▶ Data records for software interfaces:
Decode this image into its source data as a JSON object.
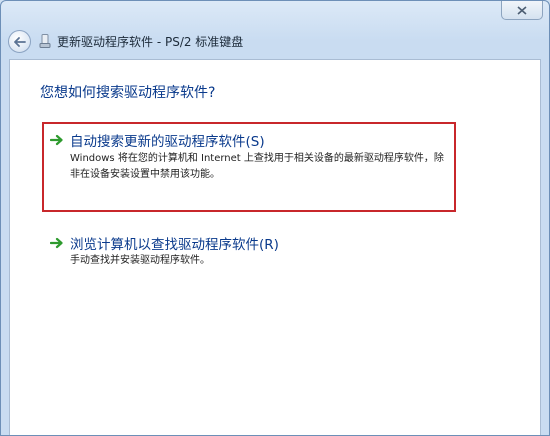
{
  "window": {
    "title": "更新驱动程序软件 - PS/2 标准键盘"
  },
  "content": {
    "question": "您想如何搜索驱动程序软件?",
    "options": [
      {
        "title": "自动搜索更新的驱动程序软件(S)",
        "description": "Windows 将在您的计算机和 Internet 上查找用于相关设备的最新驱动程序软件，除非在设备安装设置中禁用该功能。"
      },
      {
        "title": "浏览计算机以查找驱动程序软件(R)",
        "description": "手动查找并安装驱动程序软件。"
      }
    ]
  },
  "colors": {
    "accent_text": "#0a3a8c",
    "highlight_border": "#c8272b",
    "arrow_green": "#2e9a2e"
  },
  "icons": {
    "back": "back-arrow-icon",
    "close": "close-icon",
    "device": "device-icon",
    "option_arrow": "green-arrow-icon"
  }
}
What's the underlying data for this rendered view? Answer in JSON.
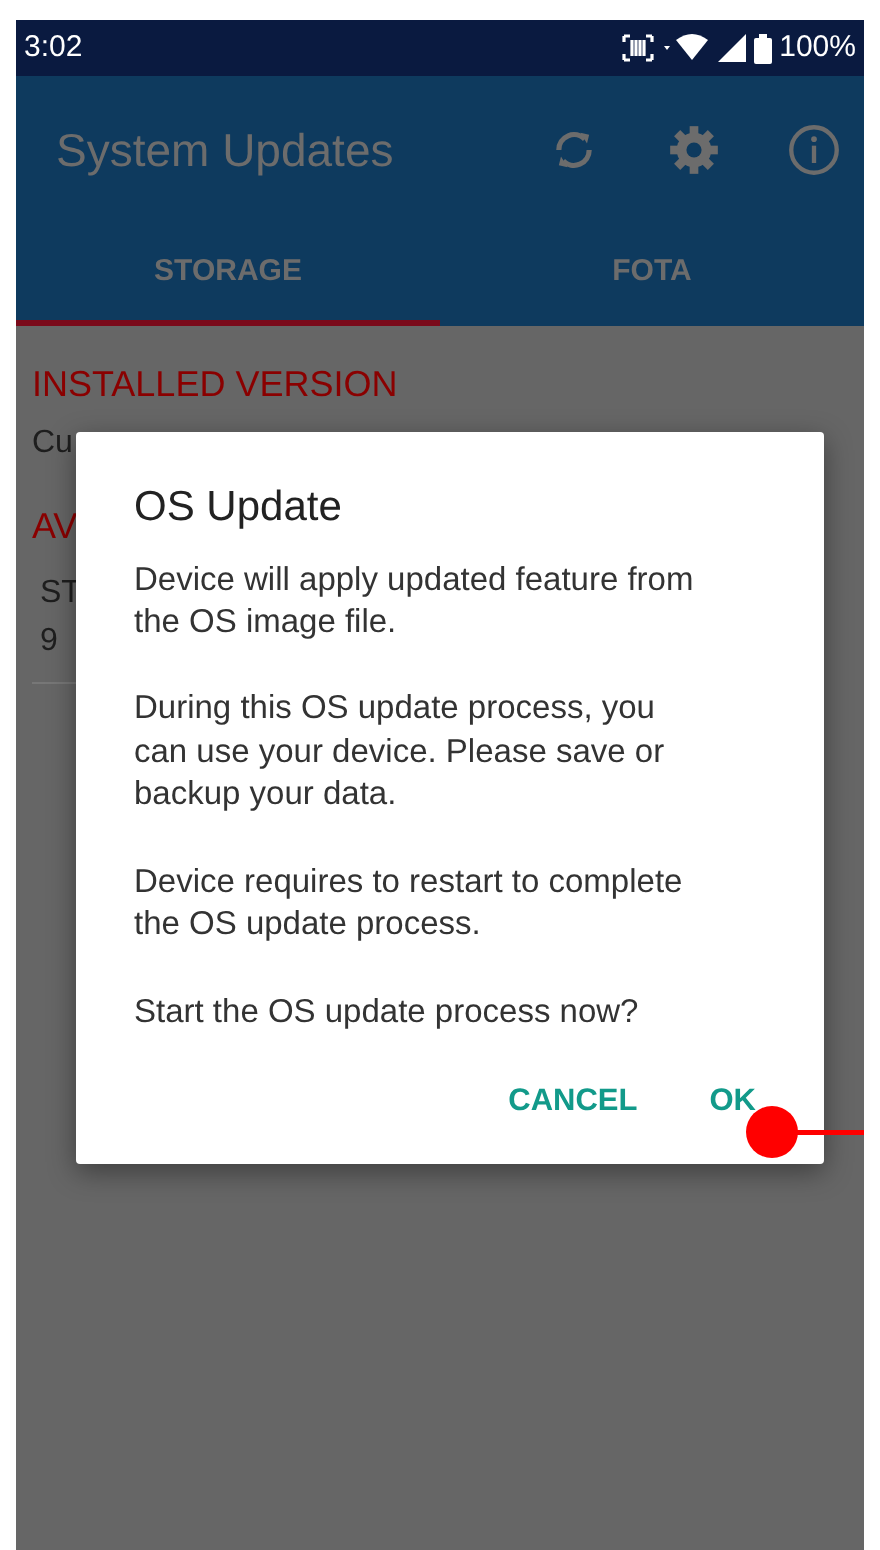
{
  "status_bar": {
    "time": "3:02",
    "battery": "100%"
  },
  "app_bar": {
    "title": "System Updates"
  },
  "tabs": [
    {
      "label": "STORAGE",
      "selected": true
    },
    {
      "label": "FOTA",
      "selected": false
    }
  ],
  "content": {
    "installed_heading": "INSTALLED VERSION",
    "installed_text": "Cu",
    "available_heading": "AV",
    "item_label": "ST",
    "item_value": "9"
  },
  "dialog": {
    "title": "OS Update",
    "paragraphs": [
      "Device will apply updated feature from the OS image file.",
      "During this OS update process, you can use your device. Please save or backup your data.",
      "Device requires to restart to complete the OS update process.",
      "Start the OS update process now?"
    ],
    "buttons": [
      "CANCEL",
      "OK"
    ]
  }
}
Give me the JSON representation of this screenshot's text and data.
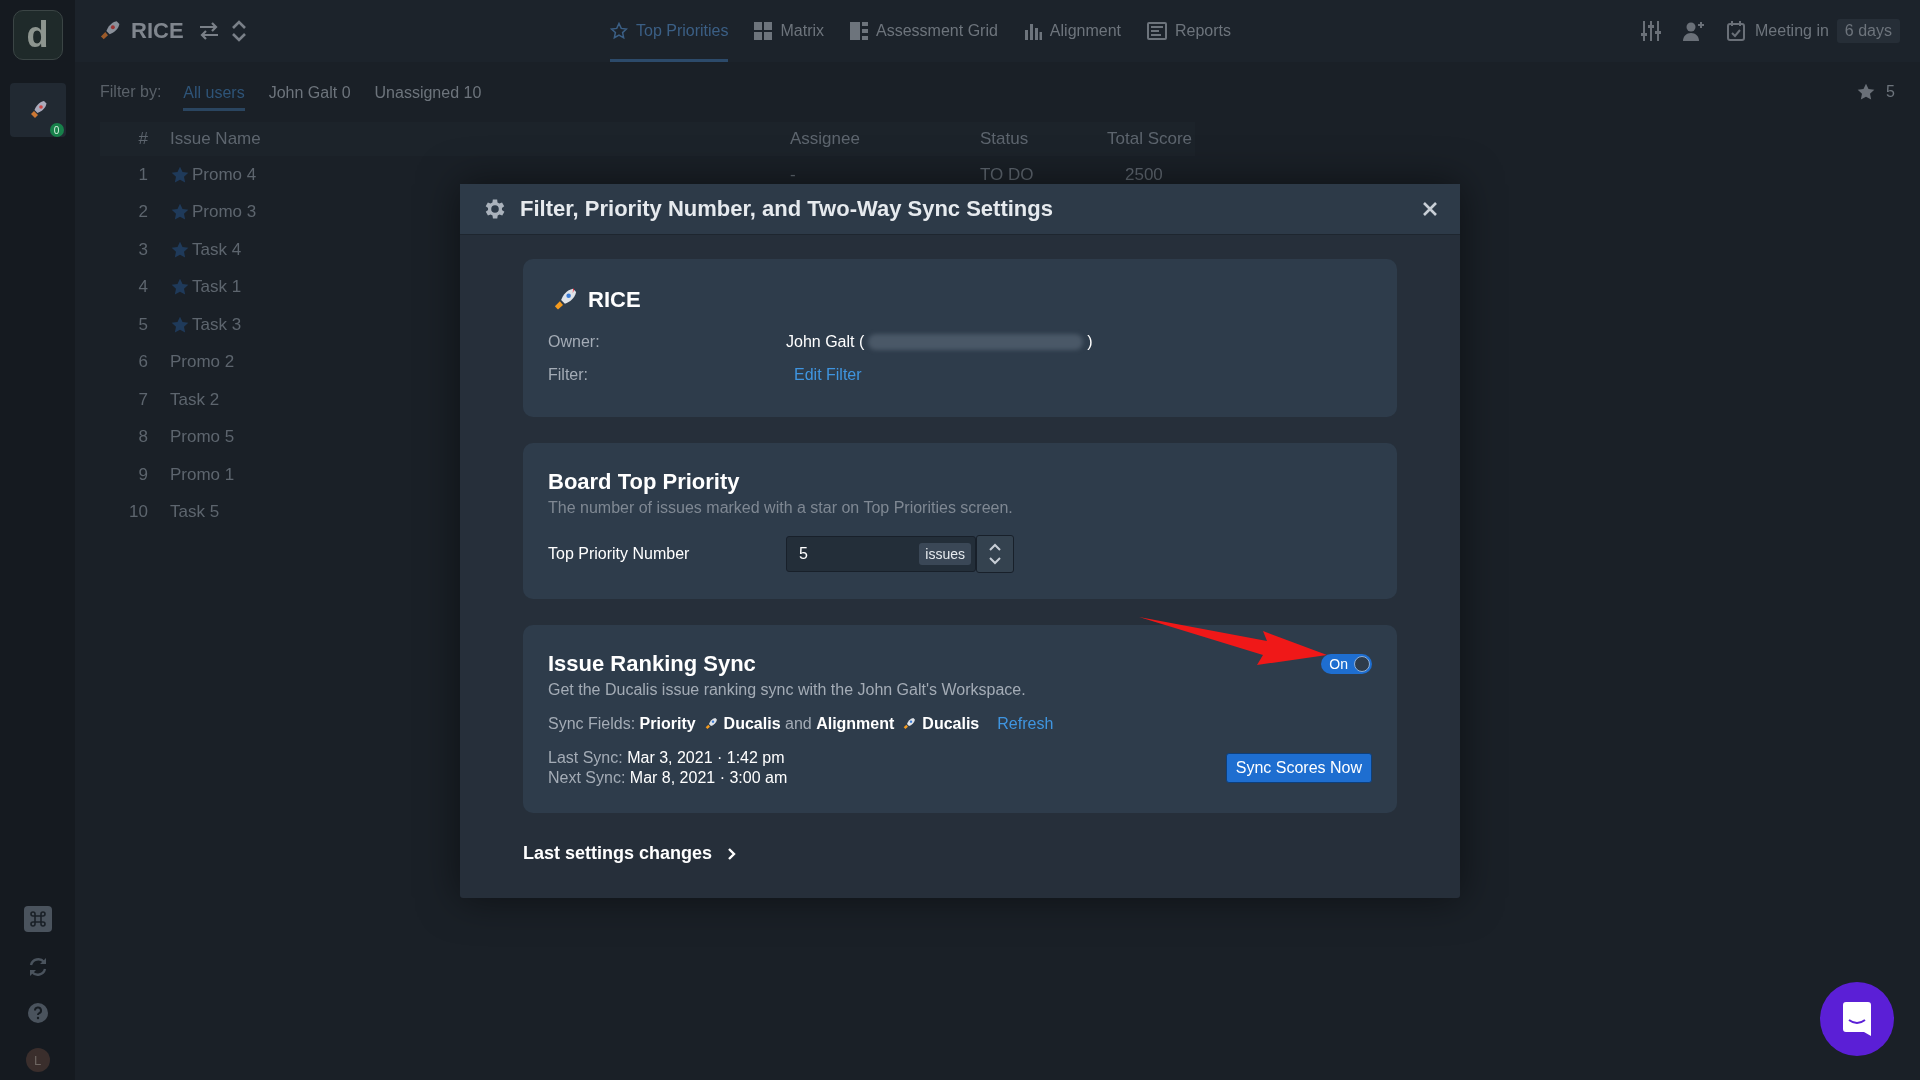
{
  "logo": "d",
  "board": {
    "title": "RICE"
  },
  "nav_tabs": [
    {
      "label": "Top Priorities",
      "selected": true
    },
    {
      "label": "Matrix",
      "selected": false
    },
    {
      "label": "Assessment Grid",
      "selected": false
    },
    {
      "label": "Alignment",
      "selected": false
    },
    {
      "label": "Reports",
      "selected": false
    }
  ],
  "meeting": {
    "label": "Meeting in",
    "badge": "6 days"
  },
  "sidebar": {
    "board_badge": "0",
    "avatar": "L"
  },
  "filter": {
    "label": "Filter by:",
    "options": [
      {
        "label": "All users",
        "selected": true
      },
      {
        "label": "John Galt 0",
        "selected": false
      },
      {
        "label": "Unassigned 10",
        "selected": false
      }
    ],
    "star_count": "5"
  },
  "table": {
    "columns": [
      "#",
      "Issue Name",
      "Assignee",
      "Status",
      "Total Score"
    ],
    "rows": [
      {
        "num": "1",
        "name": "Promo 4",
        "starred": true,
        "assignee": "-",
        "status": "TO DO",
        "score": "2500"
      },
      {
        "num": "2",
        "name": "Promo 3",
        "starred": true
      },
      {
        "num": "3",
        "name": "Task 4",
        "starred": true
      },
      {
        "num": "4",
        "name": "Task 1",
        "starred": true
      },
      {
        "num": "5",
        "name": "Task 3",
        "starred": true
      },
      {
        "num": "6",
        "name": "Promo 2",
        "starred": false
      },
      {
        "num": "7",
        "name": "Task 2",
        "starred": false
      },
      {
        "num": "8",
        "name": "Promo 5",
        "starred": false
      },
      {
        "num": "9",
        "name": "Promo 1",
        "starred": false
      },
      {
        "num": "10",
        "name": "Task 5",
        "starred": false
      }
    ]
  },
  "modal": {
    "title": "Filter, Priority Number, and Two-Way Sync Settings",
    "board_card": {
      "title": "RICE",
      "owner_label": "Owner:",
      "owner_prefix": "John Galt (",
      "owner_suffix": ")",
      "filter_label": "Filter:",
      "filter_link": "Edit Filter"
    },
    "priority_card": {
      "title": "Board Top Priority",
      "description": "The number of issues marked with a star on Top Priorities screen.",
      "field_label": "Top Priority Number",
      "value": "5",
      "unit": "issues"
    },
    "sync_card": {
      "title": "Issue Ranking Sync",
      "toggle": {
        "on": true,
        "label": "On"
      },
      "description": "Get the Ducalis issue ranking sync with the John Galt's Workspace.",
      "fields_segments": [
        "Sync Fields: **Priority**",
        "**Ducalis** and **Alignment**",
        "**Ducalis**"
      ],
      "refresh": "Refresh",
      "last_sync_label": "Last Sync:",
      "last_sync": "Mar 3, 2021 · 1:42 pm",
      "next_sync_label": "Next Sync:",
      "next_sync": "Mar 8, 2021 · 3:00 am",
      "button": "Sync Scores Now"
    },
    "last_changes": "Last settings changes"
  }
}
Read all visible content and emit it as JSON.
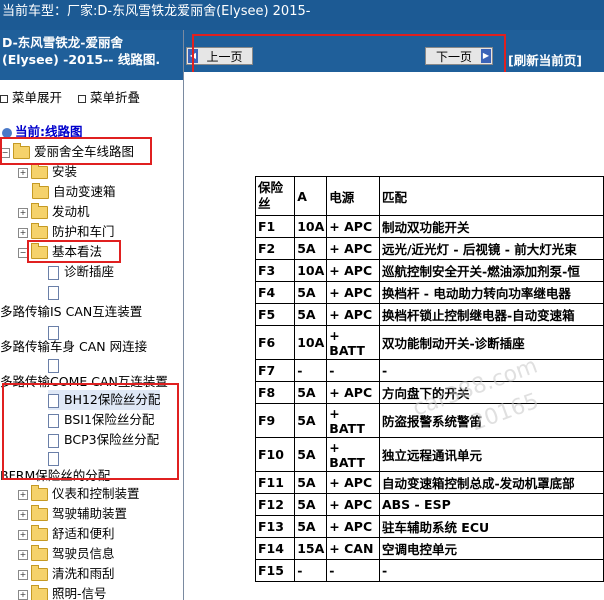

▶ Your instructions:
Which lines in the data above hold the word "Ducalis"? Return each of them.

▶ Your solution:
      "description": "Get the Ducalis issue ranking sync with the John Galt's Workspace.",
        "**Ducalis** and **Alignment**",
        "**Ducalis**"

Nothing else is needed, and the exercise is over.